It’s like something from a horror movie: a six-legged invader arrives in New York, stowed away in wooden shipping crates from Mainland China. Once ashore, the creatures fan out, looking for food. The beast has no natural predators here, and is immune to all known poisons. It is tough, it is tenacious, it is borderline indestructible…and it’s hungry. The target of its hunger are hardwood trees, and it attacks them without mercy, killing them from the inside out.
The invader is not a genetically enhanced mutant, or an escaped government super-agent gone rogue—it’s a bug. Specifically, the Asian Longhorned Beetle, or ALB. The areas already infested include New York City, Long Island, Massachusetts, and, yes, New Jersey. The known infestations have been destroyed for now, but that doesn’t mean that the Asian Longhorned Beetles won’t return like the evil creatures in a horror movie, for your HOA’s trees.
The Asian Longhorned Beetle—anoplophora glabripennis, if you’re an entomology buff—hails, as the name suggests, from eastern Asia. The Chinese call it the sky oxen beetle, and sometimes it’s referred to as the starry night beetle on account of its distinctive markings. It’s relatively large—over an inch long—with a black shell highlighted by irregular white blotches and knobby, segmented antennae that can be twice as long as its body. It’s relatively handsome, as insects go, but its food of choice is deciduous hardwood trees—especially poplars, willows, elms, birches, and especially maples—and that dietary habit has disastrous effects on the trees themselves.
“The beetle grows from egg to larvae to adult,” explains Bill Carolan, owner of The Exterminator, a pest control company based in Toms River. “The larvae are what eat all the wood and kill the trees.”
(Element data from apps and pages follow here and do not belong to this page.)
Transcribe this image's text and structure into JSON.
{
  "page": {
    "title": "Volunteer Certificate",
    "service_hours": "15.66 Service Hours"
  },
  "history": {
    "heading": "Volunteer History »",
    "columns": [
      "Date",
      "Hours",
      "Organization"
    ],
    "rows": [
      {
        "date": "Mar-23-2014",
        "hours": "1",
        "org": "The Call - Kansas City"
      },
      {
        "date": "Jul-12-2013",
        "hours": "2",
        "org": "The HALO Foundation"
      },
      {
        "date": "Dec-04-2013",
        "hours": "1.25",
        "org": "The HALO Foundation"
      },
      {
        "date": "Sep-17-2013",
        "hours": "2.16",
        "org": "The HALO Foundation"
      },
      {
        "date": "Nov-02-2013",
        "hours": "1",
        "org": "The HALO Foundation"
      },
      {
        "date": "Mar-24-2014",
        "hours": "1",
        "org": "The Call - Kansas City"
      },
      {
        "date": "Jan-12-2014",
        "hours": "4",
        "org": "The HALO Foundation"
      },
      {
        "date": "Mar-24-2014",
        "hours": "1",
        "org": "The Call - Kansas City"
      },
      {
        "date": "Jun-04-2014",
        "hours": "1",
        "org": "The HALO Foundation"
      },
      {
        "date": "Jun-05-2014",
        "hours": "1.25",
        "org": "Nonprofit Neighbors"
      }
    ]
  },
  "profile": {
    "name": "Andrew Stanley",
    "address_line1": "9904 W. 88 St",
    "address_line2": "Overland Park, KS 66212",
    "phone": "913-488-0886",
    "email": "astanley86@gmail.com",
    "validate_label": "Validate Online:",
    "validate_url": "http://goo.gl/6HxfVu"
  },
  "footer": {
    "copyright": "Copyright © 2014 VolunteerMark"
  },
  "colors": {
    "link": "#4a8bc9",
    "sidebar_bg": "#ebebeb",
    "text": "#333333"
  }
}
During the summer breeding season, says Carolan, the female beetles use their mandibles to carve out pits in a host tree’s bark, where they lay their eggs. A single beetle creates up to 50 such depressions in the tree—a swarm of beetles can riddle a tree with damaging, moon-like craters.